The Thyme is a plant that was considered miraculous in the Middle Ages. It is attributed with many medicinal properties and is therefore found in many treatments, natural or pharmaceutical.

It is said that Thyme is an excellent remedy for various respiratory disorders: cough, bronchitis, colds, etc. Many studies have shown that its use, in combination with other natural products, is very effective. Thyme is mainly known for its soothing properties on the bronchi.

This plant also has the ability to soothe and heal the digestive tract: Thyme is said to be calming and to promote digestion, to prevent stomach contractions and gas and to stimulate appetite.

Thyme is also known for its ability to fight dental plaque. It is often part of antiseptic mouthwashes that fight against dental plaque.

Thyme is also able to relieve skin inflammation. It has always been used against wounds and minor skin disorders. Thyme has interesting antiseptic and antimicrobial properties.

The Thyme allows, what we hear or can read, to fight against anxiety. One of the plant's components, carvacrol, may have relaxing effects on people with anxiety.

This under-shrub would also help to fight against hair loss. Some studies have shown that the addition of Thyme essential oils directly in shampoo or massage oil (a mixture of Thyme essential oils with vegetable oils) would have allowed some people to lose less hair or to stimulate its growth.

You will find the Thyme in our Pagès products. The organic "Sweet Thyme from Drôme French region" herbal tea is 100% Thyme "Thymus vulgaris L. linaloliferum". This type of Thyme has a high Linalol content and is characterized by the richness of its essential oil. Harvested on Yannick's land in the Drôme, in the heart of the Vercors regional nature park. This farmer, who took over the farm after his father, has been carefully cultivating this Thyme with incomparable organoleptic properties for more than three years. Visit here to learn more about our sweet Thyme of the Drôme:
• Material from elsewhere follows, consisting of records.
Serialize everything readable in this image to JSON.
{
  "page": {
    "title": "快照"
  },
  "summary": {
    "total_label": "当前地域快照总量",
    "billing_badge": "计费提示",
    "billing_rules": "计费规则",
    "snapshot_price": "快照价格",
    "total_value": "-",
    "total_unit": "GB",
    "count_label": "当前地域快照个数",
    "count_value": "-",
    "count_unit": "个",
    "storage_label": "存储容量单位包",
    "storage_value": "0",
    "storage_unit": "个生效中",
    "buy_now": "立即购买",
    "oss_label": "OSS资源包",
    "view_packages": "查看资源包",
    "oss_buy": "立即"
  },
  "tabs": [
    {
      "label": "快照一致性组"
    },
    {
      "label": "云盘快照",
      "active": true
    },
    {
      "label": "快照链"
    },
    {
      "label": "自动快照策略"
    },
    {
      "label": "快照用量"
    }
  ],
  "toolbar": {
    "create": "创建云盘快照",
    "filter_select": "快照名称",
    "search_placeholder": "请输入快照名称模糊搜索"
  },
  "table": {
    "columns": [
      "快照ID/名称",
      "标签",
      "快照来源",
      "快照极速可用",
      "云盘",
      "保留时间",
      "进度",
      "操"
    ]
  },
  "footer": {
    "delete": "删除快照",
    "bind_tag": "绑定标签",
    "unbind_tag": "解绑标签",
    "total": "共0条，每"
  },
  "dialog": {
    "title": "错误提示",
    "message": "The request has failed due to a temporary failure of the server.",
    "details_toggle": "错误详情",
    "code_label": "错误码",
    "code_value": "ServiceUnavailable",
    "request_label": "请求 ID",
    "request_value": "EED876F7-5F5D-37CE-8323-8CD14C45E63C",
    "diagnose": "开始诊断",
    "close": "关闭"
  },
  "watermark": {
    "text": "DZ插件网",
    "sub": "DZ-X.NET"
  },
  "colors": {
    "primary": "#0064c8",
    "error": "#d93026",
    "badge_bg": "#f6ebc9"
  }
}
The Pagès organic "Thyme Lavender Rosemary" herbal tea is composed of Thyme, Lavender and Rosemary. This cocktail is not only ideal to relieve winter ailments but also presents pronounced Provençal flavours that are very pleasant to taste.